I have a love/hate relationship with my hometown of Bakersfield, CA. For most people, it’s generally just a hate relationship. But there are some things to love about this quirky little community. Like, how it’s this one weird bastion of conservatism in a state of rampant (and totally awesome) liberalism. If I ever want my head to explode, all I have to do is step outside.

But all joking aside, one of the things about Bakersfield that I both love and hate is the fact that 98% of the people who live here are batshit crazy in one way or another. Whether it’s an excess of religious fervor, or a taste for punching things that are different, or the fun that comes with shooting 12 year-olds, the vast majority of people living here have something decidedly wrong with them.

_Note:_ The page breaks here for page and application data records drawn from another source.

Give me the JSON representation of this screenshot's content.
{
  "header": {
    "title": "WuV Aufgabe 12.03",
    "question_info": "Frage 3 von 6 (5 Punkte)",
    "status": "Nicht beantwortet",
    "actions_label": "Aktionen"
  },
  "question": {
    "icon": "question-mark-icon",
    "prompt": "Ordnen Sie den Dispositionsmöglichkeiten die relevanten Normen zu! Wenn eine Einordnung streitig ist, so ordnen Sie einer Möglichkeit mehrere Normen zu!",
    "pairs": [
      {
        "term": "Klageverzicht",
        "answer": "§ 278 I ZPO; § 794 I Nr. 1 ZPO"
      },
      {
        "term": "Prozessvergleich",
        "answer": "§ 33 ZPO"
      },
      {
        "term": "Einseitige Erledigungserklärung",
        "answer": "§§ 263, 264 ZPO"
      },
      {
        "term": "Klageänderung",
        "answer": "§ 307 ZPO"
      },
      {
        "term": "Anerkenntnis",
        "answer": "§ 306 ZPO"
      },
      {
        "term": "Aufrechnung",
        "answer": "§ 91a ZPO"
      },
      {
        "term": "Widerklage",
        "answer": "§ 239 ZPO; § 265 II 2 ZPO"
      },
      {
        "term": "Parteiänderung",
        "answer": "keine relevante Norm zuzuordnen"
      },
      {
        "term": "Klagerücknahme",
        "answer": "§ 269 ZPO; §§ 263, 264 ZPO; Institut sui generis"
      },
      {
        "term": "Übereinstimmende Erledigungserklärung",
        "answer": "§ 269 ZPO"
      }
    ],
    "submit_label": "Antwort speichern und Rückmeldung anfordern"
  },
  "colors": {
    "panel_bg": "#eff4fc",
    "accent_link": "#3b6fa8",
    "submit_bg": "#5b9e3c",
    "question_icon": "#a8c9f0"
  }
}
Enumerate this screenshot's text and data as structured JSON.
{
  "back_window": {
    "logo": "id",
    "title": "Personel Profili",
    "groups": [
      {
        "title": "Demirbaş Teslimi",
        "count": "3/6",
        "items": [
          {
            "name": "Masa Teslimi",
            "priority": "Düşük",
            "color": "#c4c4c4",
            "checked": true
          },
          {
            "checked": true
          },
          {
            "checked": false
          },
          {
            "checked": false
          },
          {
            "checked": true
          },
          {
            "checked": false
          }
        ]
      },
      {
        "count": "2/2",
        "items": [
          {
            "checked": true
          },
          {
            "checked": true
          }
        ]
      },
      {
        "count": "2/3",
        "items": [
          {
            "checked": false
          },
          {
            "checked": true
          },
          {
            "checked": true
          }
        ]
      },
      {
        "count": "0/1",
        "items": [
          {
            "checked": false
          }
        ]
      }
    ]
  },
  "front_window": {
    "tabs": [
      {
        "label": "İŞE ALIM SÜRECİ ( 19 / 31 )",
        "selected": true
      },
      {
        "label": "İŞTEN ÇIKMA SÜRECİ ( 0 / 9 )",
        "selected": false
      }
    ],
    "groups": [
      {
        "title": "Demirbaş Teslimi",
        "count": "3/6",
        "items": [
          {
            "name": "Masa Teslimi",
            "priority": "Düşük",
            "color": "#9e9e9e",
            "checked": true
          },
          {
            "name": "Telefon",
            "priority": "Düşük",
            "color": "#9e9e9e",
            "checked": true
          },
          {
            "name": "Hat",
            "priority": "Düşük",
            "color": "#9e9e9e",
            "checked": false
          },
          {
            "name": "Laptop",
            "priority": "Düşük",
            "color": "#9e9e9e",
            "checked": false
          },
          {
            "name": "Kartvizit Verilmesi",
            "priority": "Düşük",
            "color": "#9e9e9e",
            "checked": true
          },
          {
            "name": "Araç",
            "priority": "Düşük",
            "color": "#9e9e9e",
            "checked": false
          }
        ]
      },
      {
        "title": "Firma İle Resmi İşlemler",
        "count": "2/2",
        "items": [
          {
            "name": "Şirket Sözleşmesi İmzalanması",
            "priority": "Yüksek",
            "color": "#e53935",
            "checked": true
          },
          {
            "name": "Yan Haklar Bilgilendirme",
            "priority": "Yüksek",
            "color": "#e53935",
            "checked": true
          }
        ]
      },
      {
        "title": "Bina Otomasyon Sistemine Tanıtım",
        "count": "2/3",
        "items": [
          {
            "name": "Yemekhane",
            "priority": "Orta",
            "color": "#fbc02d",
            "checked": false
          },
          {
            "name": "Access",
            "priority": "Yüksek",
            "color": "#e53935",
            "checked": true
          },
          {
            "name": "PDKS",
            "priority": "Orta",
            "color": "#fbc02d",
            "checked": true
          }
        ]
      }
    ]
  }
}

Take this story for example: The Kern County Fair ended last weekend and I had the grave misfortune of attending a few times during its run. On one of these occasions, I went with a friend and her two kids. Hilarity ensued.

Now, we expected the usual “Bakersfield” things. We figured everyone would assume that we were married (Because men and women in this town do not associate unless they’re bumping uglies.). We also figured that there would be a percentage who would assume that I was her gay “BFF” due to my pride bracelets and painted fingernails (Yes, I painted my nails purple and black to celebrate the beginning of hockey season.).

We even sort of expected the crazy girl who alternately tried to flirt with and heckle me to acquire the multi-colored flashing heart I was wearing around my neck. Not that situation exactly, but those sorts of things just happen every day around here.

What’s unexpected is when someone high out of their mind on crystal meth (or whatever) approaches you. Not the “someone high out of their mind on crystal meth” part. That’s pretty typical. The unexpected part comes when they open their mouths.

“Canibuyacigarettefromyoui’mjonesingforacigaretterightnow andi’llpayyouforacigaretterightnowifyou’llsellmeonebecause ireallyneedacigaretterightnow.”

She reached into her pocket and pulled out a handful of change. Seriously, it looked like she had three or four bucks in change and she was going to pawn it off on me in exchange for one cigarette. She started handing the pile of change to my friend who was not smoking, and doesn’t smoke to begin with.

She tried to point the woman towards me. I was, in fact, smoking. She looked at me and asked, very slowly:

“Are… those… menthols?”

I waited a beat and replied:

“Um, yeah?”

Without missing a beat, she grabbed my right arm and said:

“Those things will freeze the hairs on the inside of your lungs!”

And she walked away without saying another word. Oh, Bakersfield…